(Data records)
<<<<
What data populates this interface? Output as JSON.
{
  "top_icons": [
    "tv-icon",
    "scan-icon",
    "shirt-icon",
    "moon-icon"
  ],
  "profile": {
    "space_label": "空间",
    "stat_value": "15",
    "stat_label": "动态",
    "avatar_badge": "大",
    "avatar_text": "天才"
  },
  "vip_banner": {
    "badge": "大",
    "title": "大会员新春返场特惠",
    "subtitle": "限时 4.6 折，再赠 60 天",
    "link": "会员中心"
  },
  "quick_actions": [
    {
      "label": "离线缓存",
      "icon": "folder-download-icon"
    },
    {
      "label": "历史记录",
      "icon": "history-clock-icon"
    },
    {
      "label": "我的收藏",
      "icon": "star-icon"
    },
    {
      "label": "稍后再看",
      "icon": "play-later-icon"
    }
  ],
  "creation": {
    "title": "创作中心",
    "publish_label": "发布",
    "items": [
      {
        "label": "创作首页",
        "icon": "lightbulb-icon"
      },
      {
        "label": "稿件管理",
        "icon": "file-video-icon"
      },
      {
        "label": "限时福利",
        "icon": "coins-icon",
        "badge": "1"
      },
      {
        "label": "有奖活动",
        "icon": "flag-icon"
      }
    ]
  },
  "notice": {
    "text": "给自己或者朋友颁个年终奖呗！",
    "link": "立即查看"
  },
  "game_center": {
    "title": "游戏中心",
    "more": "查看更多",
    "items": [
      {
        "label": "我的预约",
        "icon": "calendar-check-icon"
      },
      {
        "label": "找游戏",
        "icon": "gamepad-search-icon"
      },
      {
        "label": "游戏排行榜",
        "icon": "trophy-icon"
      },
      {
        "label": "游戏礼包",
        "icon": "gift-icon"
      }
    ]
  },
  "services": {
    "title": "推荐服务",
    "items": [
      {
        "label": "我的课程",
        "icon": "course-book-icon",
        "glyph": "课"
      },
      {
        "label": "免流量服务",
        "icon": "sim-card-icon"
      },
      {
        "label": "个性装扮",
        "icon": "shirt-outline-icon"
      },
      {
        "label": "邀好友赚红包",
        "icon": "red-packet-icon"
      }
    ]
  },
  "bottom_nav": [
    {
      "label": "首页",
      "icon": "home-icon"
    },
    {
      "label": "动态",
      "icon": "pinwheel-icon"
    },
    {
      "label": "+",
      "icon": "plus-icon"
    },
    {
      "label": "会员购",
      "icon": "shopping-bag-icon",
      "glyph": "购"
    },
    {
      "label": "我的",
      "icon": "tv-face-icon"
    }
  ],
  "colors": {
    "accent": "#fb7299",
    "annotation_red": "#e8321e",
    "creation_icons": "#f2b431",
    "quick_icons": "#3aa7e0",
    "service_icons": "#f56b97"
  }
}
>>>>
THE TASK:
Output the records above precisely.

SOLUTION FOR THIS EXERCISE:
What data populates this interface? Output as JSON.
{
  "top_icons": [
    "tv-icon",
    "scan-icon",
    "shirt-icon",
    "moon-icon"
  ],
  "profile": {
    "space_label": "空间",
    "stat_value": "15",
    "stat_label": "动态",
    "avatar_badge": "大",
    "avatar_text": "天才"
  },
  "vip_banner": {
    "badge": "大",
    "title": "大会员新春返场特惠",
    "subtitle": "限时 4.6 折，再赠 60 天",
    "link": "会员中心"
  },
  "quick_actions": [
    {
      "label": "离线缓存",
      "icon": "folder-download-icon"
    },
    {
      "label": "历史记录",
      "icon": "history-clock-icon"
    },
    {
      "label": "我的收藏",
      "icon": "star-icon"
    },
    {
      "label": "稍后再看",
      "icon": "play-later-icon"
    }
  ],
  "creation": {
    "title": "创作中心",
    "publish_label": "发布",
    "items": [
      {
        "label": "创作首页",
        "icon": "lightbulb-icon"
      },
      {
        "label": "稿件管理",
        "icon": "file-video-icon"
      },
      {
        "label": "限时福利",
        "icon": "coins-icon",
        "badge": "1"
      },
      {
        "label": "有奖活动",
        "icon": "flag-icon"
      }
    ]
  },
  "notice": {
    "text": "给自己或者朋友颁个年终奖呗！",
    "link": "立即查看"
  },
  "game_center": {
    "title": "游戏中心",
    "more": "查看更多",
    "items": [
      {
        "label": "我的预约",
        "icon": "calendar-check-icon"
      },
      {
        "label": "找游戏",
        "icon": "gamepad-search-icon"
      },
      {
        "label": "游戏排行榜",
        "icon": "trophy-icon"
      },
      {
        "label": "游戏礼包",
        "icon": "gift-icon"
      }
    ]
  },
  "services": {
    "title": "推荐服务",
    "items": [
      {
        "label": "我的课程",
        "icon": "course-book-icon",
        "glyph": "课"
      },
      {
        "label": "免流量服务",
        "icon": "sim-card-icon"
      },
      {
        "label": "个性装扮",
        "icon": "shirt-outline-icon"
      },
      {
        "label": "邀好友赚红包",
        "icon": "red-packet-icon"
      }
    ]
  },
  "bottom_nav": [
    {
      "label": "首页",
      "icon": "home-icon"
    },
    {
      "label": "动态",
      "icon": "pinwheel-icon"
    },
    {
      "label": "+",
      "icon": "plus-icon"
    },
    {
      "label": "会员购",
      "icon": "shopping-bag-icon",
      "glyph": "购"
    },
    {
      "label": "我的",
      "icon": "tv-face-icon"
    }
  ],
  "colors": {
    "accent": "#fb7299",
    "annotation_red": "#e8321e",
    "creation_icons": "#f2b431",
    "quick_icons": "#3aa7e0",
    "service_icons": "#f56b97"
  }
}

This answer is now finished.